[Excerpts from an interface dataset]

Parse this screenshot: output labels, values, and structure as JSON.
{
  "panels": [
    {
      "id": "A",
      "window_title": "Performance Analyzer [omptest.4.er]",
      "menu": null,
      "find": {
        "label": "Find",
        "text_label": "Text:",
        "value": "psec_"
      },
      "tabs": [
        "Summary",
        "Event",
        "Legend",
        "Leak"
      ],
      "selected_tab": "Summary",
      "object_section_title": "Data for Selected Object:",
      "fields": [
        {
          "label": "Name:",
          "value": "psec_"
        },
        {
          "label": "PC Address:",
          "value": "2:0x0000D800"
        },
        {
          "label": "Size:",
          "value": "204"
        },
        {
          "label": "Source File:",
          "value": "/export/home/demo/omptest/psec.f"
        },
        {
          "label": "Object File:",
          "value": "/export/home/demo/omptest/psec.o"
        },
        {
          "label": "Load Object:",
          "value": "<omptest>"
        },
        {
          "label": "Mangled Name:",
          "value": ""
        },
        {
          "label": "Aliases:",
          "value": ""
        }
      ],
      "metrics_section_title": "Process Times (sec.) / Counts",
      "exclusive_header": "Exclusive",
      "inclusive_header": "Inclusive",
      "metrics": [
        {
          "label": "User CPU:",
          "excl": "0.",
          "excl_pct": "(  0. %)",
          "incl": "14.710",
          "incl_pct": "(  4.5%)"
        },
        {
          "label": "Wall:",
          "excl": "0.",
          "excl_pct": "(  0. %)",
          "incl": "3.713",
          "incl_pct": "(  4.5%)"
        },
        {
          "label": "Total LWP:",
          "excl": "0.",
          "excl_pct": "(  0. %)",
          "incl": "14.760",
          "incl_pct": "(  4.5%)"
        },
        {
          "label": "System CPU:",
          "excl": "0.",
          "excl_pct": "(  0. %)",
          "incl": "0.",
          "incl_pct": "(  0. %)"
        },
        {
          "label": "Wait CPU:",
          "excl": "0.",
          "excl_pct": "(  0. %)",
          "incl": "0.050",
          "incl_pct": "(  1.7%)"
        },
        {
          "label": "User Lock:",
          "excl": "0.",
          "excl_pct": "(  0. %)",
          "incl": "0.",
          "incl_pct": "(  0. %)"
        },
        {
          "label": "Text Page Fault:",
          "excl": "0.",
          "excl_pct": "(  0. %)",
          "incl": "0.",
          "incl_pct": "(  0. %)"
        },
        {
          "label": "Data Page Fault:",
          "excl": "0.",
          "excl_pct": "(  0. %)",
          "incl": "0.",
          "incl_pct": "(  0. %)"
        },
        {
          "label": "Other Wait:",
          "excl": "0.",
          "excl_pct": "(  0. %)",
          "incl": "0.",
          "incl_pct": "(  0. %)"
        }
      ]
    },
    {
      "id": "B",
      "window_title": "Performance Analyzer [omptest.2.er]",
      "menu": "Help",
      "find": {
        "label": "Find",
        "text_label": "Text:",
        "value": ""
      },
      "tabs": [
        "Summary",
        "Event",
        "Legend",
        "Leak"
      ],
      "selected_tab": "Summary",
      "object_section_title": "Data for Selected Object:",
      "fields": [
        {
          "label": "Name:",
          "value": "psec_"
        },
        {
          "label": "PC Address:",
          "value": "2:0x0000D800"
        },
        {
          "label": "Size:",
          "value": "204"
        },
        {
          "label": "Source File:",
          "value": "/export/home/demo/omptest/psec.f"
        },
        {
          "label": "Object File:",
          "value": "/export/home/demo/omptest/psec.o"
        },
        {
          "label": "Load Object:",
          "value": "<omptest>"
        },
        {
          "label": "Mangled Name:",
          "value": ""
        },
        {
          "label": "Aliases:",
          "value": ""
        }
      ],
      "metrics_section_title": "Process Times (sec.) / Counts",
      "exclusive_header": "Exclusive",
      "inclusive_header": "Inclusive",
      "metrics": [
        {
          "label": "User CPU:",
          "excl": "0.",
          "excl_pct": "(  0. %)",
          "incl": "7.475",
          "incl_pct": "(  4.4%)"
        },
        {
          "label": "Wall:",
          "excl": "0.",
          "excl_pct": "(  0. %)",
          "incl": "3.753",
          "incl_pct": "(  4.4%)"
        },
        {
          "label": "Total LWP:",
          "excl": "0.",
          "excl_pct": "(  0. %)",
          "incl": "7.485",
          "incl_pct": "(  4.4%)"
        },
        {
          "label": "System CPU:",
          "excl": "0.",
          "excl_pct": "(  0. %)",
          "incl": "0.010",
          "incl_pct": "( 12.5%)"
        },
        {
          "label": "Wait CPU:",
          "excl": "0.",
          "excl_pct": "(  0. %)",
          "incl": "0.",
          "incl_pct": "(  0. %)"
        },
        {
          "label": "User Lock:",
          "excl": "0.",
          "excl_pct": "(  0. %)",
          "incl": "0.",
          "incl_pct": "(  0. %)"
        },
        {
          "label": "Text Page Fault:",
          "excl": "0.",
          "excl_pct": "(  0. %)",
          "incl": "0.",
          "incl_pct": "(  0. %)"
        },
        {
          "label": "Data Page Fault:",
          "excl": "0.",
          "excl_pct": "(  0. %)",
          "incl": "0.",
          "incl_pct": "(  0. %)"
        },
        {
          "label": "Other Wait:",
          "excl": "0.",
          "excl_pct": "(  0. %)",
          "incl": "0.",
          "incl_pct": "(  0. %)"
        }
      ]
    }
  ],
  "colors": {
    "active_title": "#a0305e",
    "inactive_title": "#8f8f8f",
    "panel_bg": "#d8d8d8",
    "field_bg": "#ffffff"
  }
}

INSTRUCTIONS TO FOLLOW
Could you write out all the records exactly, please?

WRITTEN REPLY
Parse this screenshot: output labels, values, and structure as JSON.
{
  "panels": [
    {
      "id": "A",
      "window_title": "Performance Analyzer [omptest.4.er]",
      "menu": null,
      "find": {
        "label": "Find",
        "text_label": "Text:",
        "value": "psec_"
      },
      "tabs": [
        "Summary",
        "Event",
        "Legend",
        "Leak"
      ],
      "selected_tab": "Summary",
      "object_section_title": "Data for Selected Object:",
      "fields": [
        {
          "label": "Name:",
          "value": "psec_"
        },
        {
          "label": "PC Address:",
          "value": "2:0x0000D800"
        },
        {
          "label": "Size:",
          "value": "204"
        },
        {
          "label": "Source File:",
          "value": "/export/home/demo/omptest/psec.f"
        },
        {
          "label": "Object File:",
          "value": "/export/home/demo/omptest/psec.o"
        },
        {
          "label": "Load Object:",
          "value": "<omptest>"
        },
        {
          "label": "Mangled Name:",
          "value": ""
        },
        {
          "label": "Aliases:",
          "value": ""
        }
      ],
      "metrics_section_title": "Process Times (sec.) / Counts",
      "exclusive_header": "Exclusive",
      "inclusive_header": "Inclusive",
      "metrics": [
        {
          "label": "User CPU:",
          "excl": "0.",
          "excl_pct": "(  0. %)",
          "incl": "14.710",
          "incl_pct": "(  4.5%)"
        },
        {
          "label": "Wall:",
          "excl": "0.",
          "excl_pct": "(  0. %)",
          "incl": "3.713",
          "incl_pct": "(  4.5%)"
        },
        {
          "label": "Total LWP:",
          "excl": "0.",
          "excl_pct": "(  0. %)",
          "incl": "14.760",
          "incl_pct": "(  4.5%)"
        },
        {
          "label": "System CPU:",
          "excl": "0.",
          "excl_pct": "(  0. %)",
          "incl": "0.",
          "incl_pct": "(  0. %)"
        },
        {
          "label": "Wait CPU:",
          "excl": "0.",
          "excl_pct": "(  0. %)",
          "incl": "0.050",
          "incl_pct": "(  1.7%)"
        },
        {
          "label": "User Lock:",
          "excl": "0.",
          "excl_pct": "(  0. %)",
          "incl": "0.",
          "incl_pct": "(  0. %)"
        },
        {
          "label": "Text Page Fault:",
          "excl": "0.",
          "excl_pct": "(  0. %)",
          "incl": "0.",
          "incl_pct": "(  0. %)"
        },
        {
          "label": "Data Page Fault:",
          "excl": "0.",
          "excl_pct": "(  0. %)",
          "incl": "0.",
          "incl_pct": "(  0. %)"
        },
        {
          "label": "Other Wait:",
          "excl": "0.",
          "excl_pct": "(  0. %)",
          "incl": "0.",
          "incl_pct": "(  0. %)"
        }
      ]
    },
    {
      "id": "B",
      "window_title": "Performance Analyzer [omptest.2.er]",
      "menu": "Help",
      "find": {
        "label": "Find",
        "text_label": "Text:",
        "value": ""
      },
      "tabs": [
        "Summary",
        "Event",
        "Legend",
        "Leak"
      ],
      "selected_tab": "Summary",
      "object_section_title": "Data for Selected Object:",
      "fields": [
        {
          "label": "Name:",
          "value": "psec_"
        },
        {
          "label": "PC Address:",
          "value": "2:0x0000D800"
        },
        {
          "label": "Size:",
          "value": "204"
        },
        {
          "label": "Source File:",
          "value": "/export/home/demo/omptest/psec.f"
        },
        {
          "label": "Object File:",
          "value": "/export/home/demo/omptest/psec.o"
        },
        {
          "label": "Load Object:",
          "value": "<omptest>"
        },
        {
          "label": "Mangled Name:",
          "value": ""
        },
        {
          "label": "Aliases:",
          "value": ""
        }
      ],
      "metrics_section_title": "Process Times (sec.) / Counts",
      "exclusive_header": "Exclusive",
      "inclusive_header": "Inclusive",
      "metrics": [
        {
          "label": "User CPU:",
          "excl": "0.",
          "excl_pct": "(  0. %)",
          "incl": "7.475",
          "incl_pct": "(  4.4%)"
        },
        {
          "label": "Wall:",
          "excl": "0.",
          "excl_pct": "(  0. %)",
          "incl": "3.753",
          "incl_pct": "(  4.4%)"
        },
        {
          "label": "Total LWP:",
          "excl": "0.",
          "excl_pct": "(  0. %)",
          "incl": "7.485",
          "incl_pct": "(  4.4%)"
        },
        {
          "label": "System CPU:",
          "excl": "0.",
          "excl_pct": "(  0. %)",
          "incl": "0.010",
          "incl_pct": "( 12.5%)"
        },
        {
          "label": "Wait CPU:",
          "excl": "0.",
          "excl_pct": "(  0. %)",
          "incl": "0.",
          "incl_pct": "(  0. %)"
        },
        {
          "label": "User Lock:",
          "excl": "0.",
          "excl_pct": "(  0. %)",
          "incl": "0.",
          "incl_pct": "(  0. %)"
        },
        {
          "label": "Text Page Fault:",
          "excl": "0.",
          "excl_pct": "(  0. %)",
          "incl": "0.",
          "incl_pct": "(  0. %)"
        },
        {
          "label": "Data Page Fault:",
          "excl": "0.",
          "excl_pct": "(  0. %)",
          "incl": "0.",
          "incl_pct": "(  0. %)"
        },
        {
          "label": "Other Wait:",
          "excl": "0.",
          "excl_pct": "(  0. %)",
          "incl": "0.",
          "incl_pct": "(  0. %)"
        }
      ]
    }
  ],
  "colors": {
    "active_title": "#a0305e",
    "inactive_title": "#8f8f8f",
    "panel_bg": "#d8d8d8",
    "field_bg": "#ffffff"
  }
}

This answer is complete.